------ Available data

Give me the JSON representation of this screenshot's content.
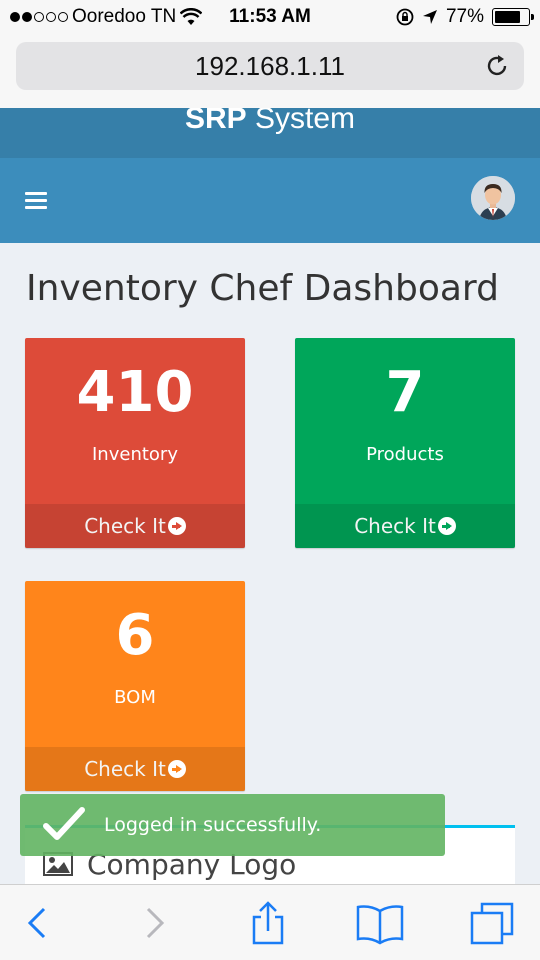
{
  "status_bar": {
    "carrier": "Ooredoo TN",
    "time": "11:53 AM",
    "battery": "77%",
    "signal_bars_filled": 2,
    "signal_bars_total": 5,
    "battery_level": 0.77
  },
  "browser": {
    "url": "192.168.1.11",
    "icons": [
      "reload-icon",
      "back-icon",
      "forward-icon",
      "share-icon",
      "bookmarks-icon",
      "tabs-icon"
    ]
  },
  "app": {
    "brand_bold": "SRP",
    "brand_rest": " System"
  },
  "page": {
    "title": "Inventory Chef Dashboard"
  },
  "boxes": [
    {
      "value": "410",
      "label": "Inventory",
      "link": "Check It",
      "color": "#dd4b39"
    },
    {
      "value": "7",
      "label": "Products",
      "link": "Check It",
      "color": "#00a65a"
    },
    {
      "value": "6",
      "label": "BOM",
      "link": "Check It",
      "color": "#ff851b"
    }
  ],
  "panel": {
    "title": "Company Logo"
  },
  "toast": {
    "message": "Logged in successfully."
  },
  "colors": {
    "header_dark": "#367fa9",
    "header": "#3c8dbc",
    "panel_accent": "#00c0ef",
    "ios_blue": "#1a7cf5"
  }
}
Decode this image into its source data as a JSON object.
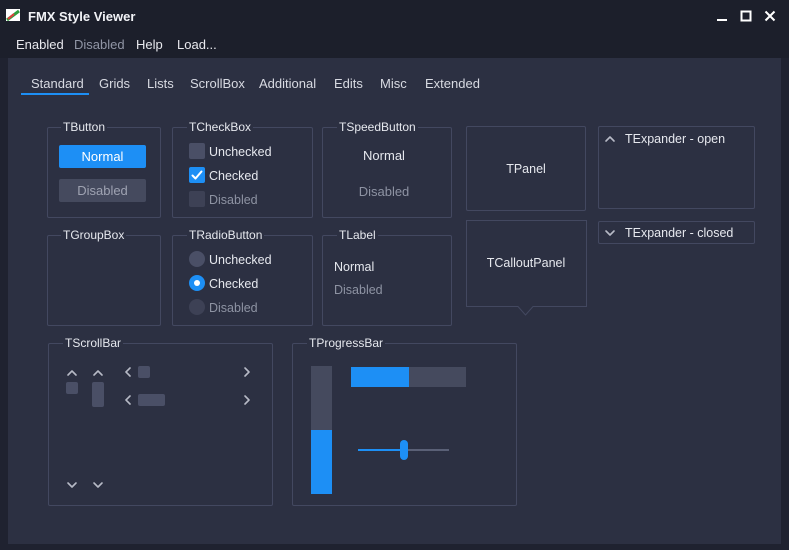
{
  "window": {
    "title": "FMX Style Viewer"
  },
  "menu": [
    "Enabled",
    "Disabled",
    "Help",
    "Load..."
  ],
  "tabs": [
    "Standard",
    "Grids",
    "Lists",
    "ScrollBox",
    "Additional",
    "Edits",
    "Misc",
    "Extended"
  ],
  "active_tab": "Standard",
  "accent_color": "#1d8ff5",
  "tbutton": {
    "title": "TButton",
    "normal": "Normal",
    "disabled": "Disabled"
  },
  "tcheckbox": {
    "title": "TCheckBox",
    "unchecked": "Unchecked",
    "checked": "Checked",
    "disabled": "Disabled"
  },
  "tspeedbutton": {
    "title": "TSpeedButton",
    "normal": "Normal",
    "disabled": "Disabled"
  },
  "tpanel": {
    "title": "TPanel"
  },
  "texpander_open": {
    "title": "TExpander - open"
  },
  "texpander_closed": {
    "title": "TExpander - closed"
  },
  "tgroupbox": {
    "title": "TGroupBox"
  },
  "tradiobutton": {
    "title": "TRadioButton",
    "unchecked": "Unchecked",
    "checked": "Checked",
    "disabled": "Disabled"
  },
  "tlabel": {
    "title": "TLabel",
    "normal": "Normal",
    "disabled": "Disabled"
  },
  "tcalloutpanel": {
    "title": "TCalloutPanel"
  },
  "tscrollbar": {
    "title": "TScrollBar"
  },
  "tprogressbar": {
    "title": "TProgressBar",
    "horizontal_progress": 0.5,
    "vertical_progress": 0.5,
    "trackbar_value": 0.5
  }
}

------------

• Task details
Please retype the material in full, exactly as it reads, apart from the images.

• Exercise result
Give me the JSON representation of this screenshot's content.
{
  "status_bar": {
    "carrier": "Ooredoo TN",
    "time": "11:53 AM",
    "battery": "77%",
    "signal_bars_filled": 2,
    "signal_bars_total": 5,
    "battery_level": 0.77
  },
  "browser": {
    "url": "192.168.1.11",
    "icons": [
      "reload-icon",
      "back-icon",
      "forward-icon",
      "share-icon",
      "bookmarks-icon",
      "tabs-icon"
    ]
  },
  "app": {
    "brand_bold": "SRP",
    "brand_rest": " System"
  },
  "page": {
    "title": "Inventory Chef Dashboard"
  },
  "boxes": [
    {
      "value": "410",
      "label": "Inventory",
      "link": "Check It",
      "color": "#dd4b39"
    },
    {
      "value": "7",
      "label": "Products",
      "link": "Check It",
      "color": "#00a65a"
    },
    {
      "value": "6",
      "label": "BOM",
      "link": "Check It",
      "color": "#ff851b"
    }
  ],
  "panel": {
    "title": "Company Logo"
  },
  "toast": {
    "message": "Logged in successfully."
  },
  "colors": {
    "header_dark": "#367fa9",
    "header": "#3c8dbc",
    "panel_accent": "#00c0ef",
    "ios_blue": "#1a7cf5"
  }
}
Decode this image into its source data as a JSON object.
{
  "window": {
    "title": "FMX Style Viewer"
  },
  "menu": [
    "Enabled",
    "Disabled",
    "Help",
    "Load..."
  ],
  "tabs": [
    "Standard",
    "Grids",
    "Lists",
    "ScrollBox",
    "Additional",
    "Edits",
    "Misc",
    "Extended"
  ],
  "active_tab": "Standard",
  "accent_color": "#1d8ff5",
  "tbutton": {
    "title": "TButton",
    "normal": "Normal",
    "disabled": "Disabled"
  },
  "tcheckbox": {
    "title": "TCheckBox",
    "unchecked": "Unchecked",
    "checked": "Checked",
    "disabled": "Disabled"
  },
  "tspeedbutton": {
    "title": "TSpeedButton",
    "normal": "Normal",
    "disabled": "Disabled"
  },
  "tpanel": {
    "title": "TPanel"
  },
  "texpander_open": {
    "title": "TExpander - open"
  },
  "texpander_closed": {
    "title": "TExpander - closed"
  },
  "tgroupbox": {
    "title": "TGroupBox"
  },
  "tradiobutton": {
    "title": "TRadioButton",
    "unchecked": "Unchecked",
    "checked": "Checked",
    "disabled": "Disabled"
  },
  "tlabel": {
    "title": "TLabel",
    "normal": "Normal",
    "disabled": "Disabled"
  },
  "tcalloutpanel": {
    "title": "TCalloutPanel"
  },
  "tscrollbar": {
    "title": "TScrollBar"
  },
  "tprogressbar": {
    "title": "TProgressBar",
    "horizontal_progress": 0.5,
    "vertical_progress": 0.5,
    "trackbar_value": 0.5
  }
}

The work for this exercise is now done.